THE WOLF OF WALL STREET (Paramount/Red Granite) is claiming weekend victory over AMERICAN HUSTLE (Sony) with $9M vs. $8.6M, but most of that is because Wolf projects a significantly lower Sunday drop than Hustle, 37% to 42%.  So we really won’t know which was ahead until final numbers tomorrow.  In any case, Hustle, now at $101.6M, has a lead over Wolf‘s $78.6M that’s unlikely to be erased short of a major Oscar preference for Wolf.  (Also worth remembering:  Wolf cost more than double Hustle‘s $40M production budget.)  Both films are still early in their international runs.

THE HOBBIT: THE DESOLATION OF SMAUG (Warners/MGM) continues to make money with an $8M weekend in the US, where it has a $242.2M total ($36M behind An Unexpected Journey at this point in its run).  Smaug has also made $566M overseas for a worldwide total of $808.2M, but with just China and Japan left to open, it seems unlikely at this point to reach Journey‘s $1B mark.

The older-skewing SAVING MR. BANKS (Disney) and PHILOMENA (Weinstein) are the strongest holdovers among the Oscar hopefuls, with Banks down 24% to $6.6M ($68.9M total) and Philomena down a tiny 6% to $1.4M at 607 theatres (although its $2200 per-theatre average is lower than the $2500 that Banks has at more than 4x as many theatres).  Also holding well after 2 months of giant release:  THE HUNGER GAMES: CATCHING FIRE (Lionsgate), down 35% to $4.6M and adding to its 2013 record with $414M in the US so far, not to mention $847M worldwide.

ANCHORMAN 2: THE LEGEND CONTINUES (Paramount), down 43% to $6.1M, THE SECRET LIFE OF WALTER MITTY (20th), down 45% to $4.4M, GRUDGE MATCH (Warners), down 63% to $1.9M, and 47 RONIN (Universal), down 70% to $1.5M, are all nearing the end of their runs.  For all but Anchorman, overseas returns are their only chance to avoid red ink.

PARANORMAL ACTIVITY: THE MARKED ONES (Paramount) plunged 66% to $6.3M, and will be on its way to homevideo by next week.  It will be the least successful of the Paranormal franchise, although with its miniscule $5M production cost, still profitable.

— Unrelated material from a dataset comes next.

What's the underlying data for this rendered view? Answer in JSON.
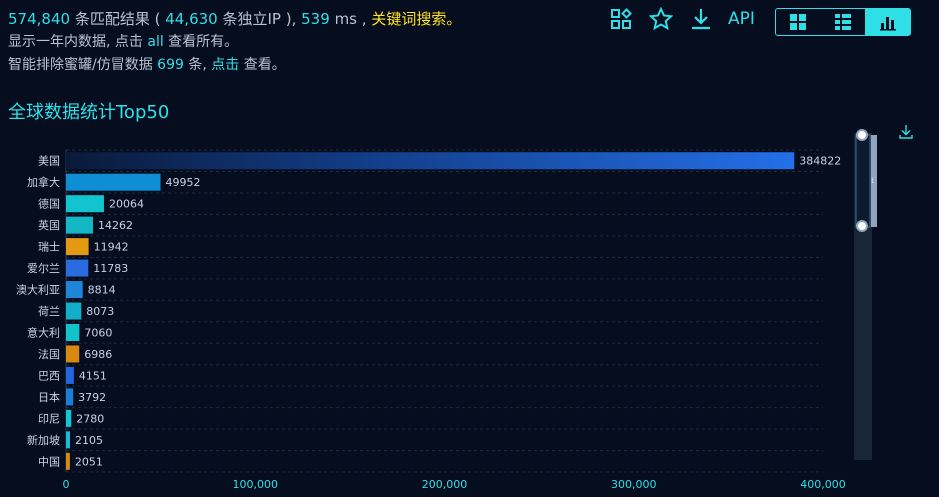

LIMITED RELEASE:  THE PAST (Sony Pictures Classics) added 12 theatres for a total of 17 and a $5100 average .  THE INVISIBLE WOMAN (Sony Pictures Classics) also widened a bit, up by 5 theatres for 9 and a $5400 average .  Worth nothing:  THE GREAT BEAUTY (Janus) reached $1M in total US box office, a considerable feat for a 2/1-hour subtitled film that wasn’t released by one of the high-profile indies.





About the Author

Mitch Salem
MITCH SALEM has worked on the business side of the entertainment industry for 20 years, as a senior business affairs executive and attorney for such companies as NBC, ABC, USA, Syfy, Bravo, and BermanBraun Productions, and before that, at the NY law firm of Weil, Gotshal & Manges. During all that, he has more or less constantly been going to the movies and watching TV, and writing about both since the 1980s. His film reviews also currently appear on and In addition, he is co-writer of an episode of the television series "Felicity."